Want an interesting case study in shifting media consumption habits? Look no further than HBO’s Game of Thrones. Although plenty of consumers are enjoying the show via premium cable subscription (4.4 million viewers tuned in to the third-season Easter Sunday premiere), it’s impossible to figure out how many millions more are thrilling to the latest battlefield brawls via pirated files and passed-around HBO GO subscriptions (more than 1 million people downloaded bit torrents of the episode within a day of its initial broadcast). Game of Thrones isn’t the highest-rated show in TV history, but it is the most pirated.

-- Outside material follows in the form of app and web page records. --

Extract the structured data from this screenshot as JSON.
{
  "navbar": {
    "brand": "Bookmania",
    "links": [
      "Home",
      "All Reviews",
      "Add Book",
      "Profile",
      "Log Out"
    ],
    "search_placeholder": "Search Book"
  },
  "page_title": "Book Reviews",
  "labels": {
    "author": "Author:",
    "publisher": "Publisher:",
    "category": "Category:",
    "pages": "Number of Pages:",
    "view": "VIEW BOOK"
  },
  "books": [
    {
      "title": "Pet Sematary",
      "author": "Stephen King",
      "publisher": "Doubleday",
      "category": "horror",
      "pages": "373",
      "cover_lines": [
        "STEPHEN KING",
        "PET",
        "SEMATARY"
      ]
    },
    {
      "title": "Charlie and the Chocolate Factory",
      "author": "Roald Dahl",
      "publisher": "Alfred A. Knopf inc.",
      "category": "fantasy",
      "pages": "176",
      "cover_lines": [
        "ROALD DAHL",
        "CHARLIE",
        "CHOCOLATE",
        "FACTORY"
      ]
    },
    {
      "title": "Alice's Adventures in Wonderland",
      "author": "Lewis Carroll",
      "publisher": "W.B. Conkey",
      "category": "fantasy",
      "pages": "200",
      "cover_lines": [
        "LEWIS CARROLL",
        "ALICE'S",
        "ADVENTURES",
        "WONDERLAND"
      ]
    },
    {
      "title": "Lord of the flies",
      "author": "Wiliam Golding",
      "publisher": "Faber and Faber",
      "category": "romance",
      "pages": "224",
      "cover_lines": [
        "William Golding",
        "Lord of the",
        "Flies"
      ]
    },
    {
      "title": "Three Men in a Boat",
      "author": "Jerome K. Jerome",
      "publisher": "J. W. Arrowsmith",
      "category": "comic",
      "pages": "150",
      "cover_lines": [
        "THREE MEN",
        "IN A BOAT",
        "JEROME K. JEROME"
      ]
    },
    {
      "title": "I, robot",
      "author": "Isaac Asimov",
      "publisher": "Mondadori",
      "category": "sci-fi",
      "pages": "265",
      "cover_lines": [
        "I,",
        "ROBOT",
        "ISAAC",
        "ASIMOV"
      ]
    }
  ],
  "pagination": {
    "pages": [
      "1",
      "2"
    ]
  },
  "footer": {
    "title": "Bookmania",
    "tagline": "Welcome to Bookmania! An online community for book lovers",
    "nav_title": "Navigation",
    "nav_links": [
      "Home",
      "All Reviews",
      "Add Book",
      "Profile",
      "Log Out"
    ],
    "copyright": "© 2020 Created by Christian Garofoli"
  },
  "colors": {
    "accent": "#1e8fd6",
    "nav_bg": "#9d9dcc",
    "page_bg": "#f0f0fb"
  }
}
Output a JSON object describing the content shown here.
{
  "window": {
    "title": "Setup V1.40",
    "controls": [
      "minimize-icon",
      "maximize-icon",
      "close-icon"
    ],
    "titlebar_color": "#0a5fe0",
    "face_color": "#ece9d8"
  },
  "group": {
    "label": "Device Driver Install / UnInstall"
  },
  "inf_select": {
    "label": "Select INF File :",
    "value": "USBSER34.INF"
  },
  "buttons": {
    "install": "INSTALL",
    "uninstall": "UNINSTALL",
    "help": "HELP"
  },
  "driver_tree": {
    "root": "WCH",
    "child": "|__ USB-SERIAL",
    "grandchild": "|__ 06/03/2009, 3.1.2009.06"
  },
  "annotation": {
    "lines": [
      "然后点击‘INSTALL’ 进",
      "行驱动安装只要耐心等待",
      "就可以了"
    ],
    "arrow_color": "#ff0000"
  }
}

Underemployed and pop-culture-obsessed Millennials particularly loathe what they perceive as unfair pricing monopolies in the cable-dominated content distribution system. Cord cutters eager for the likes of HBO to acknowledge their growing ranks petitioned the network online in the summer of 2012, asking that it offer its HBO GO streaming service as a standalone subscription. The grassroots campaign, Take My Money, HBO!, was gently rebuffed via the network’s official Twitter account.
But as evidence mounts that the company’s offerings are the most pirated on the Web, and that Millennial “kids” are glomming onto their parents’ cable-package-based streaming services, HBO appears to be softening its stance. HBO CEO Richard Plepler is now publicly mulling the possibility of bundling HBO GO with broadband cable Internet service provider packages, while acknowledging that the network would have to make “the math work” before making any bold decisions.
While content providers and creators are carefully considering new distribution and funding models, consumers are busy busting down content-access barriers. The harsh reality for brands: Give the people what they want at a price they feel is fair, or be prepared for them to find it elsewhere for free — by any digital means necessary.